[Data about app and page elements]
################

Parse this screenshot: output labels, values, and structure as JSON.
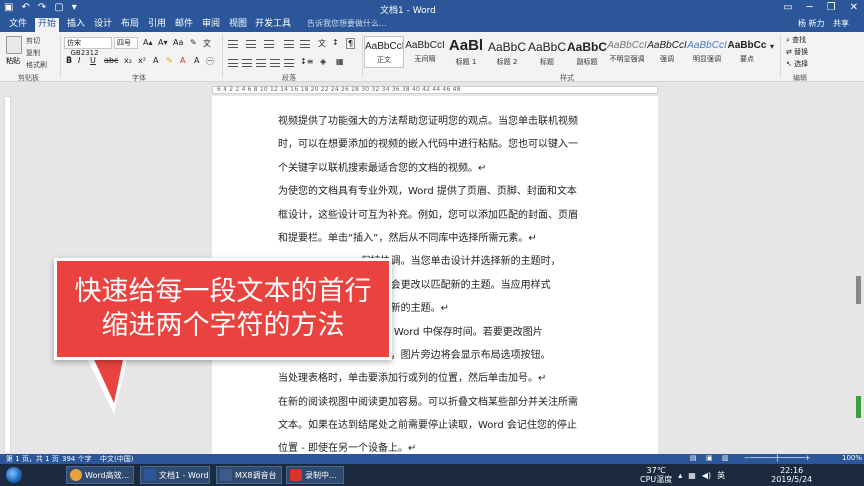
{
  "titlebar": {
    "title": "文档1 - Word"
  },
  "tabs": [
    "文件",
    "开始",
    "插入",
    "设计",
    "布局",
    "引用",
    "邮件",
    "审阅",
    "视图",
    "开发工具"
  ],
  "tell_me": "告诉我您想要做什么...",
  "user": "杨 新力",
  "share": "共享",
  "clipboard": {
    "paste": "粘贴",
    "cut": "剪切",
    "copy": "复制",
    "format_painter": "格式刷",
    "group": "剪贴板"
  },
  "font": {
    "name": "仿宋_GB2312",
    "size": "四号",
    "group": "字体"
  },
  "paragraph": {
    "group": "段落"
  },
  "styles": {
    "group": "样式",
    "items": [
      {
        "sample": "AaBbCcI",
        "name": "正文"
      },
      {
        "sample": "AaBbCcI",
        "name": "无间隔"
      },
      {
        "sample": "AaBl",
        "name": "标题 1"
      },
      {
        "sample": "AaBbC",
        "name": "标题 2"
      },
      {
        "sample": "AaBbC",
        "name": "标题"
      },
      {
        "sample": "AaBbC",
        "name": "副标题"
      },
      {
        "sample": "AaBbCcI",
        "name": "不明显强调"
      },
      {
        "sample": "AaBbCcI",
        "name": "强调"
      },
      {
        "sample": "AaBbCcI",
        "name": "明显强调"
      },
      {
        "sample": "AaBbCc",
        "name": "要点"
      }
    ]
  },
  "editing": {
    "find": "查找",
    "replace": "替换",
    "select": "选择",
    "group": "编辑"
  },
  "ruler_numbers": "6 4 2   2 4 6 8 10 12 14 16 18 20 22 24 26 28 30 32 34 36 38 40 42 44 46 48",
  "document": {
    "lines": [
      "视频提供了功能强大的方法帮助您证明您的观点。当您单击联机视频",
      "时，可以在想要添加的视频的嵌入代码中进行粘贴。您也可以键入一",
      "个关键字以联机搜索最适合您的文档的视频。↵",
      "为使您的文档具有专业外观，Word 提供了页眉、页脚、封面和文本",
      "框设计，这些设计可互为补充。例如，您可以添加匹配的封面、页眉",
      "和提要栏。单击“插入”，然后从不同库中选择所需元素。↵",
      "                          保持协调。当您单击设计并选择新的主题时，",
      "                          图形将会更改以匹配新的主题。当应用样式",
      "                          以匹配新的主题。↵",
      "                          按钮在 Word 中保存时间。若要更改图片",
      "                          该图片，图片旁边将会显示布局选项按钮。",
      "当处理表格时，单击要添加行或列的位置，然后单击加号。↵",
      "在新的阅读视图中阅读更加容易。可以折叠文档某些部分并关注所需",
      "文本。如果在达到结尾处之前需要停止读取，Word 会记住您的停止",
      "位置 - 即使在另一个设备上。↵"
    ]
  },
  "callout": {
    "line1": "快速给每一段文本的首行",
    "line2": "缩进两个字符的方法"
  },
  "status": {
    "page": "第 1 页，共 1 页",
    "words": "394 个字",
    "lang": "中文(中国)",
    "zoom": "100%"
  },
  "taskbar": {
    "items": [
      {
        "label": "Word高效...",
        "icon": "browser-icon",
        "color": "#e8a33d"
      },
      {
        "label": "文档1 - Word",
        "icon": "word-icon",
        "color": "#2b579a"
      },
      {
        "label": "MX8调音台",
        "icon": "mixer-icon",
        "color": "#3b5b8c"
      },
      {
        "label": "录制中...",
        "icon": "record-icon",
        "color": "#d9342b"
      }
    ],
    "temp": "37℃",
    "temp_label": "CPU温度",
    "time": "22:16",
    "date": "2019/5/24"
  }
}
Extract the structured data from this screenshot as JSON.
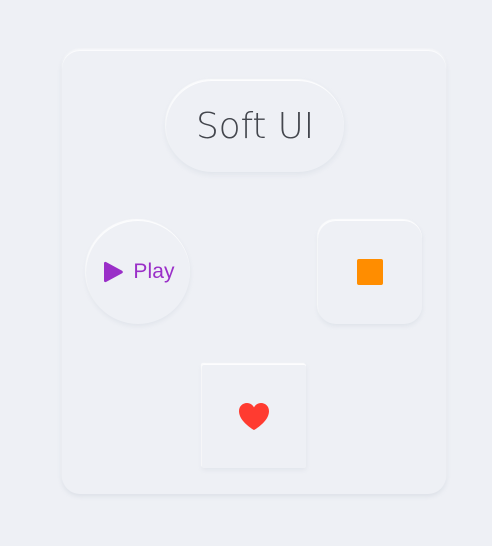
{
  "title": "Soft UI",
  "buttons": {
    "play": {
      "label": "Play",
      "icon": "play-icon",
      "color": "#9a2fc8"
    },
    "stop": {
      "icon": "stop-icon",
      "color": "#ff8d00"
    },
    "favorite": {
      "icon": "heart-icon",
      "color": "#ff3b30"
    }
  },
  "colors": {
    "background": "#eef0f5",
    "text": "#43464d"
  }
}
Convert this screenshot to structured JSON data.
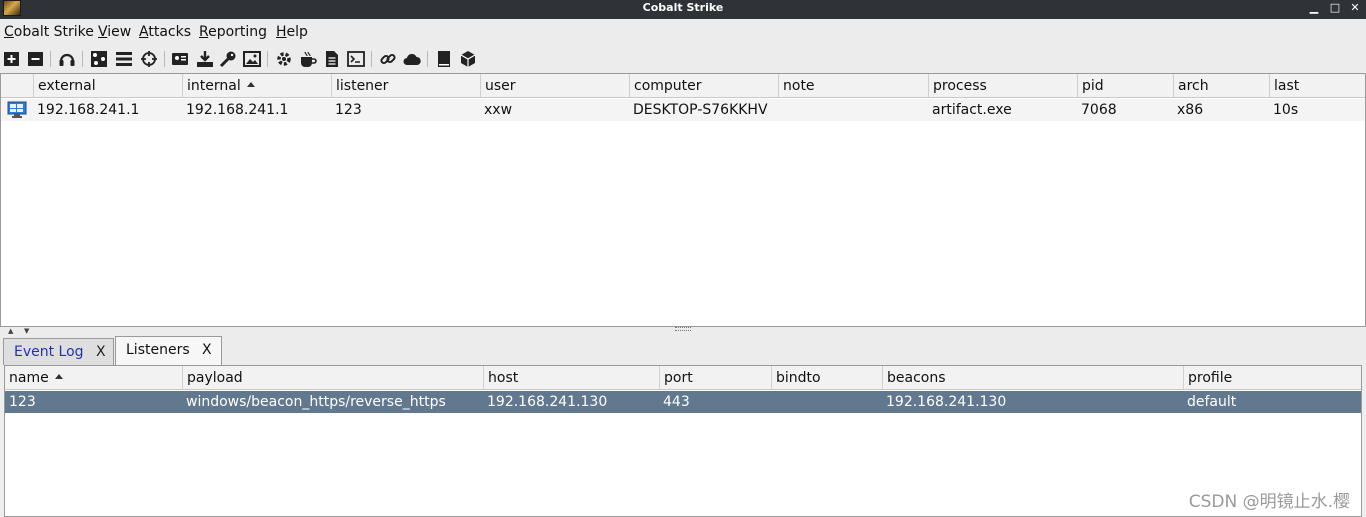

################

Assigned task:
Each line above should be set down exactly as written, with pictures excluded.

Result of the exercise:
Parse this screenshot: output labels, values, and structure as JSON.
{
  "titlebar": {
    "title": "文档1 - Word"
  },
  "tabs": [
    "文件",
    "开始",
    "插入",
    "设计",
    "布局",
    "引用",
    "邮件",
    "审阅",
    "视图",
    "开发工具"
  ],
  "tell_me": "告诉我您想要做什么...",
  "user": "杨 新力",
  "share": "共享",
  "clipboard": {
    "paste": "粘贴",
    "cut": "剪切",
    "copy": "复制",
    "format_painter": "格式刷",
    "group": "剪贴板"
  },
  "font": {
    "name": "仿宋_GB2312",
    "size": "四号",
    "group": "字体"
  },
  "paragraph": {
    "group": "段落"
  },
  "styles": {
    "group": "样式",
    "items": [
      {
        "sample": "AaBbCcI",
        "name": "正文"
      },
      {
        "sample": "AaBbCcI",
        "name": "无间隔"
      },
      {
        "sample": "AaBl",
        "name": "标题 1"
      },
      {
        "sample": "AaBbC",
        "name": "标题 2"
      },
      {
        "sample": "AaBbC",
        "name": "标题"
      },
      {
        "sample": "AaBbC",
        "name": "副标题"
      },
      {
        "sample": "AaBbCcI",
        "name": "不明显强调"
      },
      {
        "sample": "AaBbCcI",
        "name": "强调"
      },
      {
        "sample": "AaBbCcI",
        "name": "明显强调"
      },
      {
        "sample": "AaBbCc",
        "name": "要点"
      }
    ]
  },
  "editing": {
    "find": "查找",
    "replace": "替换",
    "select": "选择",
    "group": "编辑"
  },
  "ruler_numbers": "6 4 2   2 4 6 8 10 12 14 16 18 20 22 24 26 28 30 32 34 36 38 40 42 44 46 48",
  "document": {
    "lines": [
      "视频提供了功能强大的方法帮助您证明您的观点。当您单击联机视频",
      "时，可以在想要添加的视频的嵌入代码中进行粘贴。您也可以键入一",
      "个关键字以联机搜索最适合您的文档的视频。↵",
      "为使您的文档具有专业外观，Word 提供了页眉、页脚、封面和文本",
      "框设计，这些设计可互为补充。例如，您可以添加匹配的封面、页眉",
      "和提要栏。单击“插入”，然后从不同库中选择所需元素。↵",
      "                          保持协调。当您单击设计并选择新的主题时，",
      "                          图形将会更改以匹配新的主题。当应用样式",
      "                          以匹配新的主题。↵",
      "                          按钮在 Word 中保存时间。若要更改图片",
      "                          该图片，图片旁边将会显示布局选项按钮。",
      "当处理表格时，单击要添加行或列的位置，然后单击加号。↵",
      "在新的阅读视图中阅读更加容易。可以折叠文档某些部分并关注所需",
      "文本。如果在达到结尾处之前需要停止读取，Word 会记住您的停止",
      "位置 - 即使在另一个设备上。↵"
    ]
  },
  "callout": {
    "line1": "快速给每一段文本的首行",
    "line2": "缩进两个字符的方法"
  },
  "status": {
    "page": "第 1 页，共 1 页",
    "words": "394 个字",
    "lang": "中文(中国)",
    "zoom": "100%"
  },
  "taskbar": {
    "items": [
      {
        "label": "Word高效...",
        "icon": "browser-icon",
        "color": "#e8a33d"
      },
      {
        "label": "文档1 - Word",
        "icon": "word-icon",
        "color": "#2b579a"
      },
      {
        "label": "MX8调音台",
        "icon": "mixer-icon",
        "color": "#3b5b8c"
      },
      {
        "label": "录制中...",
        "icon": "record-icon",
        "color": "#d9342b"
      }
    ],
    "temp": "37℃",
    "temp_label": "CPU温度",
    "time": "22:16",
    "date": "2019/5/24"
  }
}
Extract the structured data from this screenshot as JSON.
{
  "title": "Soft UI",
  "buttons": {
    "play": {
      "label": "Play",
      "icon": "play-icon",
      "color": "#9a2fc8"
    },
    "stop": {
      "icon": "stop-icon",
      "color": "#ff8d00"
    },
    "favorite": {
      "icon": "heart-icon",
      "color": "#ff3b30"
    }
  },
  "colors": {
    "background": "#eef0f5",
    "text": "#43464d"
  }
}
Convert this screenshot to structured JSON data.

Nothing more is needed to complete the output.